A potager is simply a kitchen garden laid out in a decorative manner with design consideration to structure, colour, foliage, aspect and companion planting.
To me, the ultimate potager would provide plentiful high quality produce all-year round and create a harmonious environment for rest and reflection!
Homegrown vegetables are flavoursome, packed with nutrients and don’t cost you a small fortune, unlike those sold in the supermarkets. Also, you only have to walk out the kitchen door to access these yummies, with the confidence that they have not been sprayed with any nasty pesticides. Lets get started!
It’s important to plant your vegetables at the right time of the year, in this way plants are less likely to bolt or succumb to adverse climatic conditions. I have spent a bit of time researching when best to plant vegetables in the Cromwell basin, Central Otago, New Zealand. This area is fortunate to have a continental climate, an average low annual rainfall of 446mm, drying north westerly winds and average temperatures ranging from minus 7.6 to positive 32.3 ° C. Our first frost occurs in Autumn around the last week of April and continues into Spring about the last week of October.
The hot summer temperatures are great for growing mediterranean vegetables- tomatoes, basil and chilli’s can grow outside, these veges are fab to use straight from the garden on your wood-fired pizzas. Other vegetables that need more moisture such as carrots are not quite so easy to grow, you will need to determine a frequency for irrigation. So, although these climatic conditions make growing vegetables no easy feat, if you get it right you will reap the rewards.
The table below provides a vegetable planting guide for Central Otago, these are recommendations only- some keen gardeners in the district may increase their planting period by the use of glasshouses, cloches and automated irrigation systems.

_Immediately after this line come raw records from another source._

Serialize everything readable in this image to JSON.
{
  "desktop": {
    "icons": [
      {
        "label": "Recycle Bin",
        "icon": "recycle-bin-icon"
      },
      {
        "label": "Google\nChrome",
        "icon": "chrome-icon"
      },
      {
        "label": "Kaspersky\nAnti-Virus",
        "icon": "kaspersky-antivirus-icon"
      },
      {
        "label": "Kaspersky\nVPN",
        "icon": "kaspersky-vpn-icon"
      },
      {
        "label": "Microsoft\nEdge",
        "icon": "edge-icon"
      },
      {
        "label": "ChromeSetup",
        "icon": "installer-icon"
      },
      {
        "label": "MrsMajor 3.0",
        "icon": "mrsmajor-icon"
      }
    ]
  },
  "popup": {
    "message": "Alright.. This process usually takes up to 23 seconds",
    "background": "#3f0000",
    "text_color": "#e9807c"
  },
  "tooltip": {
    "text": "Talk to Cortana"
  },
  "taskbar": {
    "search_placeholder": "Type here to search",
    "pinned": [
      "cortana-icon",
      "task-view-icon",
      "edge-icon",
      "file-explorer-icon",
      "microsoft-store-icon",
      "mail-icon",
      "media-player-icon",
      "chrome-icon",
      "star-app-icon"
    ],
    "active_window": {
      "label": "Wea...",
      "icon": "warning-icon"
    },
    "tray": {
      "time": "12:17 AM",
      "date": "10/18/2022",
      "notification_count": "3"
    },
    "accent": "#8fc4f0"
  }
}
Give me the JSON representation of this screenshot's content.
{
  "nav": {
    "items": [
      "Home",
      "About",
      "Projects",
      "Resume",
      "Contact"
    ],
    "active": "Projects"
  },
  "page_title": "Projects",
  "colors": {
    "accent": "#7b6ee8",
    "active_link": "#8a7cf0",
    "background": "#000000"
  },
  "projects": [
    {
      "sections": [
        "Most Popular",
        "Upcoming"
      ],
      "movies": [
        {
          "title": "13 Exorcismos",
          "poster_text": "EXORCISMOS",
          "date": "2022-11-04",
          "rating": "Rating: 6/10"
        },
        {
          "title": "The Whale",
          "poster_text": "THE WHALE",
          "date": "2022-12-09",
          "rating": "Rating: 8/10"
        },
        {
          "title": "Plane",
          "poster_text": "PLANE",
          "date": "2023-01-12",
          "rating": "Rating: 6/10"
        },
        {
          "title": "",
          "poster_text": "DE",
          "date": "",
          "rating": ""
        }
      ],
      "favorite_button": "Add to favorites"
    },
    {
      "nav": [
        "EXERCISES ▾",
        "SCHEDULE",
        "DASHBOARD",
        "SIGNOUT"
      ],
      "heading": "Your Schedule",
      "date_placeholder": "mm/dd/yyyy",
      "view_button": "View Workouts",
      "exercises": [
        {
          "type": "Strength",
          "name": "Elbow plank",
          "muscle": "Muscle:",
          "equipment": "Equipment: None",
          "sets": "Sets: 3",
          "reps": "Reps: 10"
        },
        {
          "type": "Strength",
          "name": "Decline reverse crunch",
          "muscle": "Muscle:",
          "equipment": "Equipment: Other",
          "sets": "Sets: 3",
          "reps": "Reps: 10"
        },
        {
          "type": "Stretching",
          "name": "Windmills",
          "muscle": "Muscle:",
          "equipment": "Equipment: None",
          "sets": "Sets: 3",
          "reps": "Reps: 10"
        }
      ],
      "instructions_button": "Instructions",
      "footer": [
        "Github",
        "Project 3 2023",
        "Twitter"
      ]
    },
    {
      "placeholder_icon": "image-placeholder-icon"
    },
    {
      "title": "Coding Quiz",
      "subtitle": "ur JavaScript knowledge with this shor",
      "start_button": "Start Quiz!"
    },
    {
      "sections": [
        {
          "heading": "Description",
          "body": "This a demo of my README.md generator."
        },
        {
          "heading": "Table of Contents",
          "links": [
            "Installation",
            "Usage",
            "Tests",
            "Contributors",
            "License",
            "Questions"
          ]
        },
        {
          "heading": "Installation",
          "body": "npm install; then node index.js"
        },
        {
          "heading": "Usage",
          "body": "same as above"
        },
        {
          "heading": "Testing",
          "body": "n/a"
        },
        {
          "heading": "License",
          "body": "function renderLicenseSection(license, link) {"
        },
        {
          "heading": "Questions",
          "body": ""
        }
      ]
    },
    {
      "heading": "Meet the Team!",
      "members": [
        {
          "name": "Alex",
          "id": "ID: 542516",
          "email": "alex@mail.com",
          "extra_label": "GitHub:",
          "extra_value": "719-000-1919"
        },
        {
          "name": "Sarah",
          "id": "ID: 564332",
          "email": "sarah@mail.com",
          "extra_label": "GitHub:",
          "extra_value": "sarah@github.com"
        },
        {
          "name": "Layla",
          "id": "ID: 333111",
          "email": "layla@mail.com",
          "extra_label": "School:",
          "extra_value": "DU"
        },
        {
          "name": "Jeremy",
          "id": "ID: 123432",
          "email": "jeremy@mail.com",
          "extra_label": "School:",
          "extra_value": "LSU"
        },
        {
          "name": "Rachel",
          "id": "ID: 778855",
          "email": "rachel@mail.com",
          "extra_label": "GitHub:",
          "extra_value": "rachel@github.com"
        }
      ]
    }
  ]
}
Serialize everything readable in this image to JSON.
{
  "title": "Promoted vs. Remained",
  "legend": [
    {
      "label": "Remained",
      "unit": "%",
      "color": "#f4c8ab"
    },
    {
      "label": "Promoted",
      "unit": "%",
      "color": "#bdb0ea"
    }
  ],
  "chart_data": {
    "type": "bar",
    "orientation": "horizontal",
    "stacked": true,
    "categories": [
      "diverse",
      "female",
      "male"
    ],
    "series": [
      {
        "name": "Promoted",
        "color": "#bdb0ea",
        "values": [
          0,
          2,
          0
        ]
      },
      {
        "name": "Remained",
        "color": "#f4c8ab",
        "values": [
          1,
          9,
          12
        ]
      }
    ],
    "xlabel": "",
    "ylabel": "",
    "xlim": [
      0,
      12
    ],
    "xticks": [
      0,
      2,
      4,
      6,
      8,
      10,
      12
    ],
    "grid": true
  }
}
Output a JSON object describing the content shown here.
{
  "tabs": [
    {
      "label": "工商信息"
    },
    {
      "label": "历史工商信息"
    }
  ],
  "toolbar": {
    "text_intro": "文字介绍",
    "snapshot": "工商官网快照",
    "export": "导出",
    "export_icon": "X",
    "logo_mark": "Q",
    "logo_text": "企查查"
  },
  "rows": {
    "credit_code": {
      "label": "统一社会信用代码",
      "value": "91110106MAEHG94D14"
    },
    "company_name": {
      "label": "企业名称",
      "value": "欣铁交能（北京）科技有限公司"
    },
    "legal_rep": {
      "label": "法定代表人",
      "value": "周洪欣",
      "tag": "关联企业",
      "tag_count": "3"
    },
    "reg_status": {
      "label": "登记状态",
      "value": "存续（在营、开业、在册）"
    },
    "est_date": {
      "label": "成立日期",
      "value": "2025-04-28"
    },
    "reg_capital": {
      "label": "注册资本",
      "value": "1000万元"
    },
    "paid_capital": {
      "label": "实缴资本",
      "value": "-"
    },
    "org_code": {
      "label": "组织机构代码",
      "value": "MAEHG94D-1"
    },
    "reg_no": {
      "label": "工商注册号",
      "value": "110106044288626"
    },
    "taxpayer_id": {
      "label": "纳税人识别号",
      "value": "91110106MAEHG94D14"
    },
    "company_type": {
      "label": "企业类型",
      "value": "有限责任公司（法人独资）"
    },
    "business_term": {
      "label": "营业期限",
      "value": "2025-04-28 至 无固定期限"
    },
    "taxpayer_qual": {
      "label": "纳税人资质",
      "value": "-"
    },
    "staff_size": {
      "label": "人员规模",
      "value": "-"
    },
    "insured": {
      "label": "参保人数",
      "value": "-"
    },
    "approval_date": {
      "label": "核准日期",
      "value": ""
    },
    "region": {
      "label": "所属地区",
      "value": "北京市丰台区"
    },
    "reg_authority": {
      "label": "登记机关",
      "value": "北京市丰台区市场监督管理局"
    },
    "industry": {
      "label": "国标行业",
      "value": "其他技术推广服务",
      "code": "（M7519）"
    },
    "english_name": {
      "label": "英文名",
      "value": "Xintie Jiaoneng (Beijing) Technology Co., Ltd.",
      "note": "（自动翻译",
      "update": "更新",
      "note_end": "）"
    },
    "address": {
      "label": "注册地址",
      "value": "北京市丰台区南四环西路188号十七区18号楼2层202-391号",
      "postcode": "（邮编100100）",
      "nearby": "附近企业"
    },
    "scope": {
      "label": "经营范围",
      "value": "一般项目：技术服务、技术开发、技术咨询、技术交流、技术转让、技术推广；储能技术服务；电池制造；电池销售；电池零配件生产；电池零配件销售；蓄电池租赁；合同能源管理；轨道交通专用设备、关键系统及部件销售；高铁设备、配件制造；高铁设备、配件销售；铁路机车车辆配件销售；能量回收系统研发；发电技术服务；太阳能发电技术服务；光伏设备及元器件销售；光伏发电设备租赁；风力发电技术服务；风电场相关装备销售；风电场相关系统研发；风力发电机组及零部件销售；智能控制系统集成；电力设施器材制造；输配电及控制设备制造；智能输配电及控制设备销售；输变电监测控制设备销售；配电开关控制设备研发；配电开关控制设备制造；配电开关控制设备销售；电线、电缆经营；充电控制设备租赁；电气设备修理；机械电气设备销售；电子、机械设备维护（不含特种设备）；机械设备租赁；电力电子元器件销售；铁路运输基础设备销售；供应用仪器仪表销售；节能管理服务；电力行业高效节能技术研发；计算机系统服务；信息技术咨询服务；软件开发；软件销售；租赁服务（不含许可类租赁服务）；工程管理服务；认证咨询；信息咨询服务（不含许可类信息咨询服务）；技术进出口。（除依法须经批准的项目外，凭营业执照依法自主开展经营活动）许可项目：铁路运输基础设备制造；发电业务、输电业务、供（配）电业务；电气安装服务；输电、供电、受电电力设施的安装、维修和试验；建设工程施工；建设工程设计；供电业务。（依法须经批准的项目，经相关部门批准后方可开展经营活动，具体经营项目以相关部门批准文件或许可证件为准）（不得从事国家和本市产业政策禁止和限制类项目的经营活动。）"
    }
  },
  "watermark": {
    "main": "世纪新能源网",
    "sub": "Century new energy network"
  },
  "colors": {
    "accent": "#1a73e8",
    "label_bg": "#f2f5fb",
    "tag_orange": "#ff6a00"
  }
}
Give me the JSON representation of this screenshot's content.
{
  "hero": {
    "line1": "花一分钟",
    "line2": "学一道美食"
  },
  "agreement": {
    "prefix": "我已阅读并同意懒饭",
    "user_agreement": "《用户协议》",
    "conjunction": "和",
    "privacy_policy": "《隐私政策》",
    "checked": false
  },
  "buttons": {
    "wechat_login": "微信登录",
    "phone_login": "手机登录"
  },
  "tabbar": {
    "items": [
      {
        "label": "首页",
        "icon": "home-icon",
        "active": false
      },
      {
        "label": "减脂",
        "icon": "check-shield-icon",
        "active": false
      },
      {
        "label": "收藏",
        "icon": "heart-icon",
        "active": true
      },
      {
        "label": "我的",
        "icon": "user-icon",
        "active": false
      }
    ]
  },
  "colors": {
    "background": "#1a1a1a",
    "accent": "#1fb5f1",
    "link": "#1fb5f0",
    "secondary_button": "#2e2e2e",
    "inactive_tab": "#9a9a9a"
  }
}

The key for the table is: F, full sun; PS, partial shade; IS, indoor seed planting; OS, outdoor seed planting; OC, outdoor clove planting; P, seedling planting. The numbering refers to the following 1/4, first week of the month; 2/4, second week of the month; 3/4, third week of the month; 4/4, fourth week of the month.